#### DESCRIPTION OF THE TASK
Number of lines below with "variable": work it out and reply with that number only.

#### INFORMATION SHOWN
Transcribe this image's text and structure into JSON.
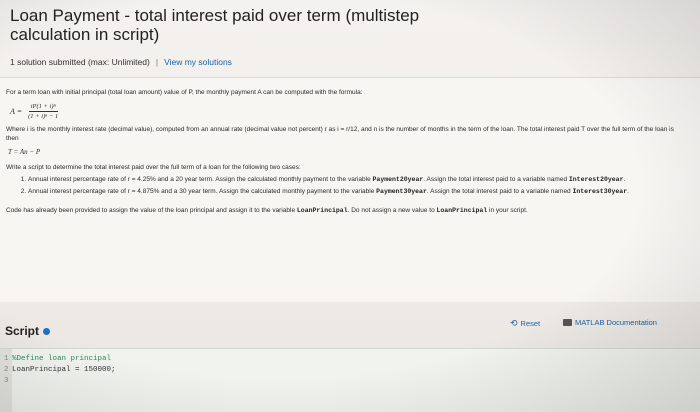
{
  "header": {
    "title": "Loan Payment - total interest paid over term (multistep calculation in script)",
    "submissions": "1 solution submitted (max: Unlimited)",
    "separator": "|",
    "view_solutions": "View my solutions"
  },
  "problem": {
    "intro": "For a term loan with initial principal (total loan amount) value of P, the monthly payment A can be computed with the formula:",
    "formula_lhs": "A =",
    "formula_num": "iP(1 + i)ⁿ",
    "formula_den": "(1 + i)ⁿ − 1",
    "where": "Where i is the monthly interest rate (decimal value), computed from an annual rate (decimal value not percent) r as i = r/12, and n is the number of months in the term of the loan. The total interest paid T over the full term of the loan is then",
    "total_formula": "T = An − P",
    "task": "Write a script to determine the total interest paid over the full term of a loan for the following two cases:",
    "case1_text": "Annual interest percentage rate of r = 4.25% and a 20 year term. Assign the calculated monthly payment to the variable ",
    "case1_var1": "Payment20year",
    "case1_text2": ". Assign the total interest paid to a variable named ",
    "case1_var2": "Interest20year",
    "case2_text": "Annual interest percentage rate of r = 4.875% and a 30 year term. Assign the calculated monthly payment to the variable ",
    "case2_var1": "Payment30year",
    "case2_text2": ". Assign the total interest paid to a variable named ",
    "case2_var2": "Interest30year",
    "code_note1": "Code has already been provided to assign the value of the loan principal and assign it to the variable ",
    "code_var": "LoanPrincipal",
    "code_note2": ". Do not assign a new value to ",
    "code_var2": "LoanPrincipal",
    "code_note3": " in your script."
  },
  "script": {
    "label": "Script",
    "reset": "Reset",
    "docs": "MATLAB Documentation"
  },
  "editor": {
    "lines": [
      {
        "n": "1",
        "text": "%Define loan principal"
      },
      {
        "n": "2",
        "text": "LoanPrincipal = 150000;"
      },
      {
        "n": "3",
        "text": ""
      }
    ]
  }
}
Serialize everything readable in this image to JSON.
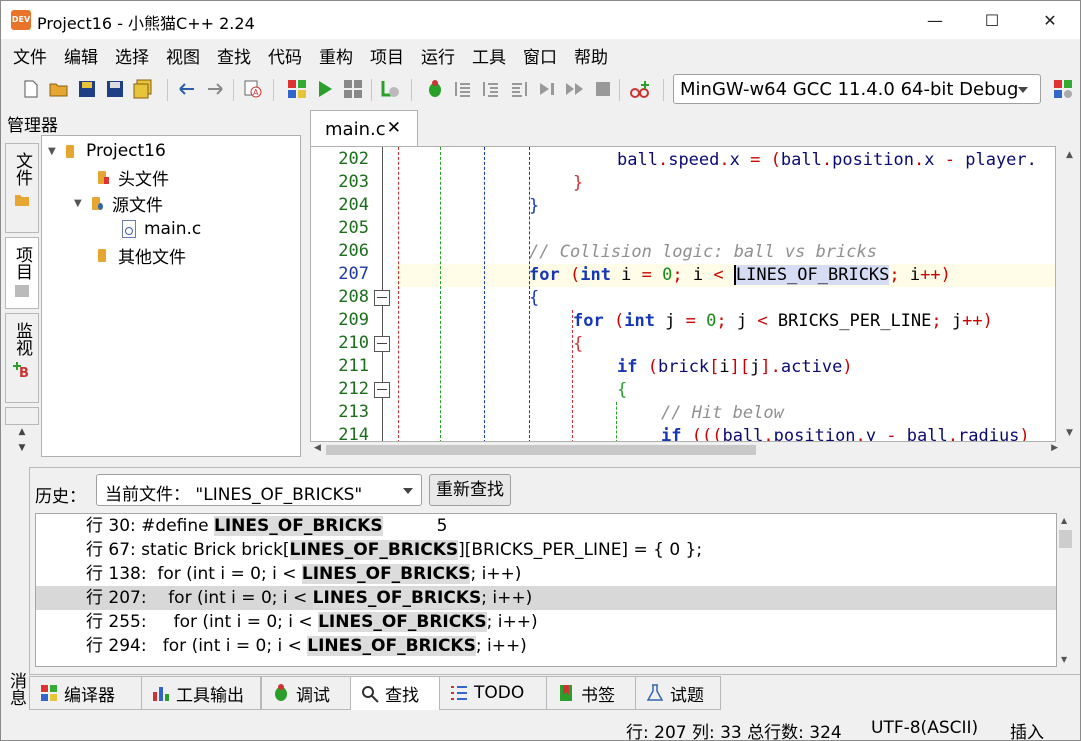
{
  "window": {
    "title": "Project16 - 小熊猫C++ 2.24",
    "app_icon_text": "DEV",
    "minimize": "—",
    "maximize": "☐",
    "close": "✕"
  },
  "menu": [
    "文件",
    "编辑",
    "选择",
    "视图",
    "查找",
    "代码",
    "重构",
    "项目",
    "运行",
    "工具",
    "窗口",
    "帮助"
  ],
  "toolbar": {
    "compiler": "MinGW-w64 GCC 11.4.0 64-bit Debug"
  },
  "manager": {
    "title": "管理器",
    "tabs": [
      "文件",
      "项目",
      "监视"
    ],
    "tree": {
      "project": "Project16",
      "headers": "头文件",
      "sources": "源文件",
      "main": "main.c",
      "others": "其他文件"
    }
  },
  "editor": {
    "tab": "main.c",
    "tab_close": "✕",
    "current_line": "207",
    "lines": [
      {
        "num": "202",
        "text": "ball.speed.x = (ball.position.x - player."
      },
      {
        "num": "203",
        "text": "}"
      },
      {
        "num": "204",
        "text": "}"
      },
      {
        "num": "205",
        "text": ""
      },
      {
        "num": "206",
        "text": "// Collision logic: ball vs bricks"
      },
      {
        "num": "207",
        "text": "for (int i = 0; i < LINES_OF_BRICKS; i++)"
      },
      {
        "num": "208",
        "text": "{"
      },
      {
        "num": "209",
        "text": "for (int j = 0; j < BRICKS_PER_LINE; j++)"
      },
      {
        "num": "210",
        "text": "{"
      },
      {
        "num": "211",
        "text": "if (brick[i][j].active)"
      },
      {
        "num": "212",
        "text": "{"
      },
      {
        "num": "213",
        "text": "// Hit below"
      },
      {
        "num": "214",
        "text": "if (((ball.position.y - ball.radius)"
      }
    ]
  },
  "search": {
    "history_label": "历史：",
    "history_value": "当前文件：  \"LINES_OF_BRICKS\"",
    "research_button": "重新查找",
    "results": [
      {
        "prefix": "行 30: #define ",
        "match": "LINES_OF_BRICKS",
        "suffix": "          5"
      },
      {
        "prefix": "行 67: static Brick brick[",
        "match": "LINES_OF_BRICKS",
        "suffix": "][BRICKS_PER_LINE] = { 0 };"
      },
      {
        "prefix": "行 138:  for (int i = 0; i < ",
        "match": "LINES_OF_BRICKS",
        "suffix": "; i++)"
      },
      {
        "prefix": "行 207:    for (int i = 0; i < ",
        "match": "LINES_OF_BRICKS",
        "suffix": "; i++)"
      },
      {
        "prefix": "行 255:     for (int i = 0; i < ",
        "match": "LINES_OF_BRICKS",
        "suffix": "; i++)"
      },
      {
        "prefix": "行 294:   for (int i = 0; i < ",
        "match": "LINES_OF_BRICKS",
        "suffix": "; i++)"
      }
    ]
  },
  "messages_label": "消息",
  "bottom_tabs": [
    "编译器",
    "工具输出",
    "调试",
    "查找",
    "TODO",
    "书签",
    "试题"
  ],
  "status": {
    "position": "行: 207 列: 33 总行数: 324",
    "encoding": "UTF-8(ASCII)",
    "mode": "插入"
  }
}
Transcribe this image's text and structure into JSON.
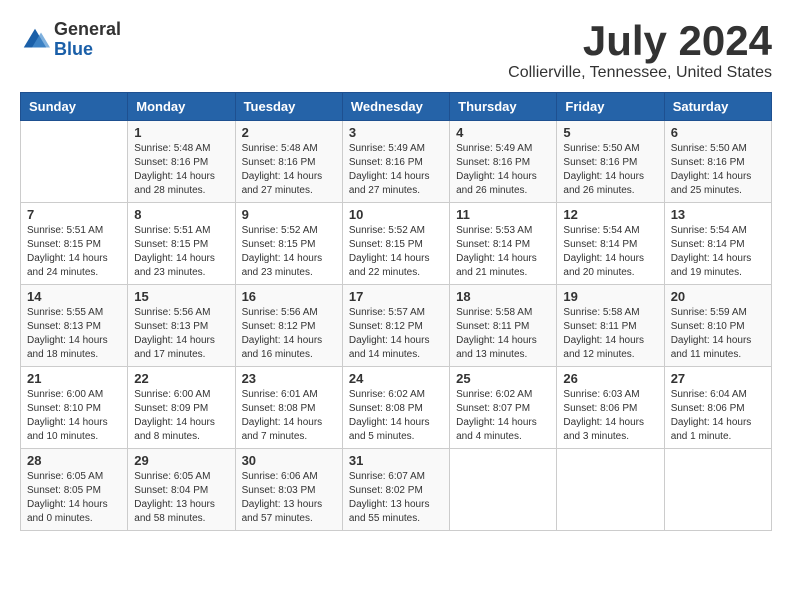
{
  "logo": {
    "text_general": "General",
    "text_blue": "Blue"
  },
  "title": "July 2024",
  "location": "Collierville, Tennessee, United States",
  "weekdays": [
    "Sunday",
    "Monday",
    "Tuesday",
    "Wednesday",
    "Thursday",
    "Friday",
    "Saturday"
  ],
  "weeks": [
    [
      {
        "day": "",
        "detail": ""
      },
      {
        "day": "1",
        "detail": "Sunrise: 5:48 AM\nSunset: 8:16 PM\nDaylight: 14 hours\nand 28 minutes."
      },
      {
        "day": "2",
        "detail": "Sunrise: 5:48 AM\nSunset: 8:16 PM\nDaylight: 14 hours\nand 27 minutes."
      },
      {
        "day": "3",
        "detail": "Sunrise: 5:49 AM\nSunset: 8:16 PM\nDaylight: 14 hours\nand 27 minutes."
      },
      {
        "day": "4",
        "detail": "Sunrise: 5:49 AM\nSunset: 8:16 PM\nDaylight: 14 hours\nand 26 minutes."
      },
      {
        "day": "5",
        "detail": "Sunrise: 5:50 AM\nSunset: 8:16 PM\nDaylight: 14 hours\nand 26 minutes."
      },
      {
        "day": "6",
        "detail": "Sunrise: 5:50 AM\nSunset: 8:16 PM\nDaylight: 14 hours\nand 25 minutes."
      }
    ],
    [
      {
        "day": "7",
        "detail": "Sunrise: 5:51 AM\nSunset: 8:15 PM\nDaylight: 14 hours\nand 24 minutes."
      },
      {
        "day": "8",
        "detail": "Sunrise: 5:51 AM\nSunset: 8:15 PM\nDaylight: 14 hours\nand 23 minutes."
      },
      {
        "day": "9",
        "detail": "Sunrise: 5:52 AM\nSunset: 8:15 PM\nDaylight: 14 hours\nand 23 minutes."
      },
      {
        "day": "10",
        "detail": "Sunrise: 5:52 AM\nSunset: 8:15 PM\nDaylight: 14 hours\nand 22 minutes."
      },
      {
        "day": "11",
        "detail": "Sunrise: 5:53 AM\nSunset: 8:14 PM\nDaylight: 14 hours\nand 21 minutes."
      },
      {
        "day": "12",
        "detail": "Sunrise: 5:54 AM\nSunset: 8:14 PM\nDaylight: 14 hours\nand 20 minutes."
      },
      {
        "day": "13",
        "detail": "Sunrise: 5:54 AM\nSunset: 8:14 PM\nDaylight: 14 hours\nand 19 minutes."
      }
    ],
    [
      {
        "day": "14",
        "detail": "Sunrise: 5:55 AM\nSunset: 8:13 PM\nDaylight: 14 hours\nand 18 minutes."
      },
      {
        "day": "15",
        "detail": "Sunrise: 5:56 AM\nSunset: 8:13 PM\nDaylight: 14 hours\nand 17 minutes."
      },
      {
        "day": "16",
        "detail": "Sunrise: 5:56 AM\nSunset: 8:12 PM\nDaylight: 14 hours\nand 16 minutes."
      },
      {
        "day": "17",
        "detail": "Sunrise: 5:57 AM\nSunset: 8:12 PM\nDaylight: 14 hours\nand 14 minutes."
      },
      {
        "day": "18",
        "detail": "Sunrise: 5:58 AM\nSunset: 8:11 PM\nDaylight: 14 hours\nand 13 minutes."
      },
      {
        "day": "19",
        "detail": "Sunrise: 5:58 AM\nSunset: 8:11 PM\nDaylight: 14 hours\nand 12 minutes."
      },
      {
        "day": "20",
        "detail": "Sunrise: 5:59 AM\nSunset: 8:10 PM\nDaylight: 14 hours\nand 11 minutes."
      }
    ],
    [
      {
        "day": "21",
        "detail": "Sunrise: 6:00 AM\nSunset: 8:10 PM\nDaylight: 14 hours\nand 10 minutes."
      },
      {
        "day": "22",
        "detail": "Sunrise: 6:00 AM\nSunset: 8:09 PM\nDaylight: 14 hours\nand 8 minutes."
      },
      {
        "day": "23",
        "detail": "Sunrise: 6:01 AM\nSunset: 8:08 PM\nDaylight: 14 hours\nand 7 minutes."
      },
      {
        "day": "24",
        "detail": "Sunrise: 6:02 AM\nSunset: 8:08 PM\nDaylight: 14 hours\nand 5 minutes."
      },
      {
        "day": "25",
        "detail": "Sunrise: 6:02 AM\nSunset: 8:07 PM\nDaylight: 14 hours\nand 4 minutes."
      },
      {
        "day": "26",
        "detail": "Sunrise: 6:03 AM\nSunset: 8:06 PM\nDaylight: 14 hours\nand 3 minutes."
      },
      {
        "day": "27",
        "detail": "Sunrise: 6:04 AM\nSunset: 8:06 PM\nDaylight: 14 hours\nand 1 minute."
      }
    ],
    [
      {
        "day": "28",
        "detail": "Sunrise: 6:05 AM\nSunset: 8:05 PM\nDaylight: 14 hours\nand 0 minutes."
      },
      {
        "day": "29",
        "detail": "Sunrise: 6:05 AM\nSunset: 8:04 PM\nDaylight: 13 hours\nand 58 minutes."
      },
      {
        "day": "30",
        "detail": "Sunrise: 6:06 AM\nSunset: 8:03 PM\nDaylight: 13 hours\nand 57 minutes."
      },
      {
        "day": "31",
        "detail": "Sunrise: 6:07 AM\nSunset: 8:02 PM\nDaylight: 13 hours\nand 55 minutes."
      },
      {
        "day": "",
        "detail": ""
      },
      {
        "day": "",
        "detail": ""
      },
      {
        "day": "",
        "detail": ""
      }
    ]
  ]
}
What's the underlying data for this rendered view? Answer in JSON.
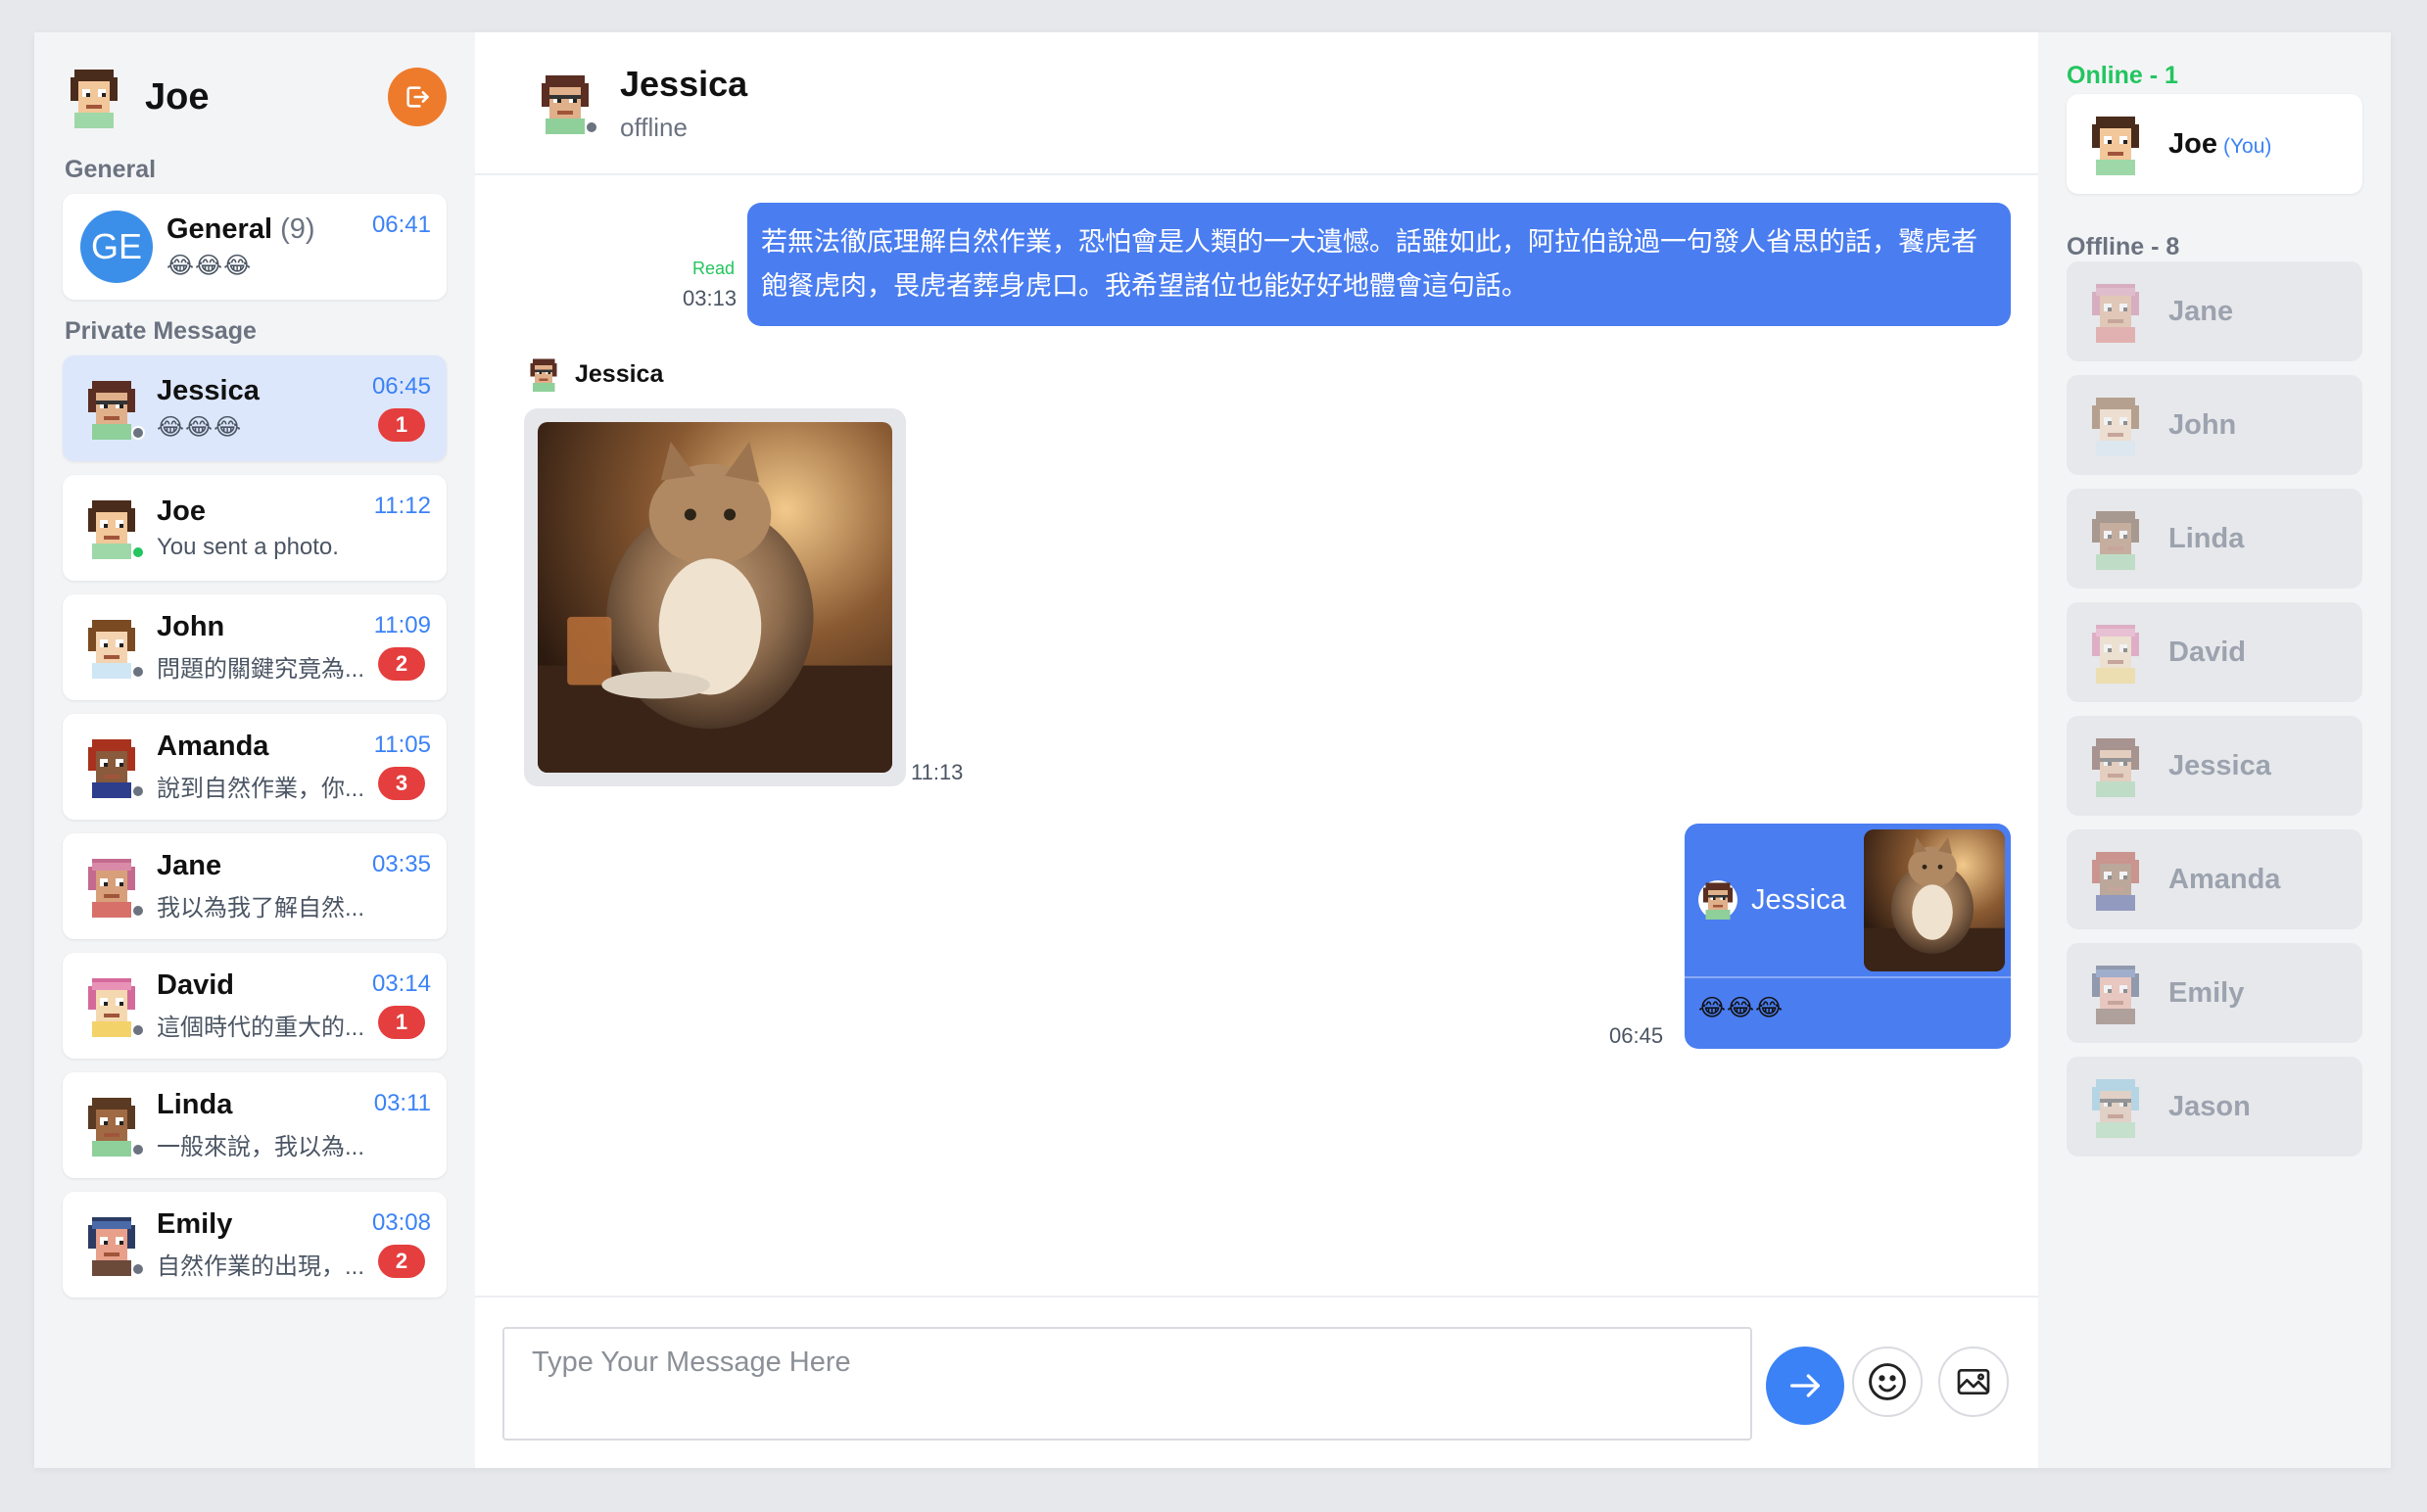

#### EXERCISE SOLUTION
5